Particular areas of focus include men and masculinities, sexual and gender-based violence, as well as discriminations linked to gender and sexuality affecting HIV work with groups such as sex workers or sexual minorities. Under this theme, our HIV work links substantively with the IDS Sexuality and Development programme and other work on Gender at IDS, under a Sida-funded Gender, Power and Sexuality programme. 

HIV-related citizenships and governance - beyond the theraputic

This area of research considers the complex bio-social dynamics of living with HIV and managing the disease, asking how HIV may disrupt, transform and/or reinvent identities, social movements and health systems. We look at how AIDS actors, ‘therapeutic citizens’ and patient groups as consumers can help us understand how health care is changing. We also explicitly consider and explore how issues of global-local linkages in AIDS relate to citizenship, policy and governance processes, drawing attention to participation and legitimacy in processes. Under this theme, our work links substantively with the IDS-coordinated STEPS Centre and other IDS work on health and policy process. 

Children and HIV-sensitive social protection

Focusing on mitigating the welfare implications and impacts of AIDS to individuals and families, research in this area started with a focus on children and social protection with IDS’ participation of the Joint Learning Initiative on Children and AIDS (JLICA), in 2007-08, and with the Centre for Social Protection subsequently playing an increasingly important role in advancing the concept internationally. IDS organised a 2010 policy workshop, with UNICEF and UNAIDS, that reviewed the evidence for and research gaps around HIV-sensitive social protection.

The vulnerability and resilience of children to HIV and AIDS and inter-generational dynamics are a principal concern within this approach and in 2011, IDS researchers completed a study of the lessons learned from a wide range of HIV-sensitive social protection efforts supported by UNICEF under its Children and AIDS Regional Initiative (CARI). More recent work includes a study of case management in child protection and the interplay between social protection and child protection initiatives to provide a comprehensive response to vulnerable children, including children affected by HIV and AIDS.  

Securing livelihood in the context of HIV and AIDS
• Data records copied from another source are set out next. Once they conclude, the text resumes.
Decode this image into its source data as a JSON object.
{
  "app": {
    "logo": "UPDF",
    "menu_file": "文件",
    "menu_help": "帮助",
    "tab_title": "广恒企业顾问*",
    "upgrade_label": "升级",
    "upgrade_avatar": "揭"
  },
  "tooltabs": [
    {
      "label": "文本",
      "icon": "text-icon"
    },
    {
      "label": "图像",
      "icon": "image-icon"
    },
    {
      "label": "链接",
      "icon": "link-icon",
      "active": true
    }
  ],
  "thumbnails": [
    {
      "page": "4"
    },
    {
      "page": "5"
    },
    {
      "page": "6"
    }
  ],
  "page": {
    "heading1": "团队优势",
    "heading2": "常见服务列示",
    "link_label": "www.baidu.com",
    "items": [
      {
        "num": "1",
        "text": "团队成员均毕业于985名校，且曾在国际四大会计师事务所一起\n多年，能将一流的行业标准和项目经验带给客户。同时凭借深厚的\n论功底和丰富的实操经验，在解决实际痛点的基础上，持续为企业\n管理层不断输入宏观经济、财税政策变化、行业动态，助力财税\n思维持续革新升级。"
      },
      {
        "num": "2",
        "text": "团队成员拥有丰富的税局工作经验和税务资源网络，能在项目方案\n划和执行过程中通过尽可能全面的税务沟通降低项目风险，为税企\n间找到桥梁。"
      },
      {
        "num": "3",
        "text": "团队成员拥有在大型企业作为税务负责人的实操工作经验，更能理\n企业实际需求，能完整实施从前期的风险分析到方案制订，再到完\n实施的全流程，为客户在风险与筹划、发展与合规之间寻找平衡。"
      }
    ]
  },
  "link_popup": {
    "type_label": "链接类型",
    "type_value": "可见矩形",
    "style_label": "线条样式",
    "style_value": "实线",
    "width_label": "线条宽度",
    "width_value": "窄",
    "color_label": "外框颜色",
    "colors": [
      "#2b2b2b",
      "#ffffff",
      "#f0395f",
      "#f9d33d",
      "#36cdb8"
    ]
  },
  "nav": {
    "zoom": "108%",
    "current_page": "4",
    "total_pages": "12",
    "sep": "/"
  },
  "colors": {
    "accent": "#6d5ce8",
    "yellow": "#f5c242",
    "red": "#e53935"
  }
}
Research in this area examines how responses to HIV and AIDS can be better aligned with development initiatives that support people’s efforts to secure their livelihood. We consider the impact of policies and programmes in different sectors that may or may not currently take account of HIV, including social protection initiatives.

Our research includes studies of responses and their epidemiological consequences to situations of restricted access to food and livelihood, notably during the Malawi famine of 2001-03 and recent high and volatile food prices. Within this theme, an exploratory study commissioned by STOP AIDS NOW! has shed important light on the operational and institutional challenges in integrating livelihood strengthening in HIV prevention, care and treatment and impact mitigation.
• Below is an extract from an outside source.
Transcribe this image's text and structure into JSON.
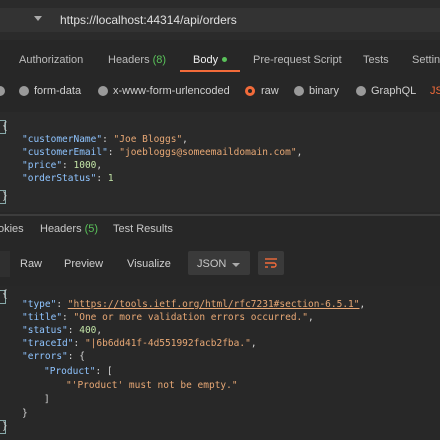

Bridging the Gap Evaluation

This is a mid-term evaluation of the Bridging the Gaps Programme a global program operating in 16 countries across all the main key populations at-risk for HIV. More details

HEART (Health and Education Advice and Resource Team)

HEART is a consortium of leading organisations in international development, health, nutrition and education. IDS works together with these organisations to support the use of evidence and expert advice in policymaking. More details

Men, Masculinities and HIV

The Men, Masculinities and HIV project is one of the workstreams of the Gender, Power and Sexuality (GPS) programme, funded by Sida. This work stream aims to influence norms and institutions at global and local levels to more effectively tackle the challenge of achieving gender equality, and particularly looking at the role of men in this process. More details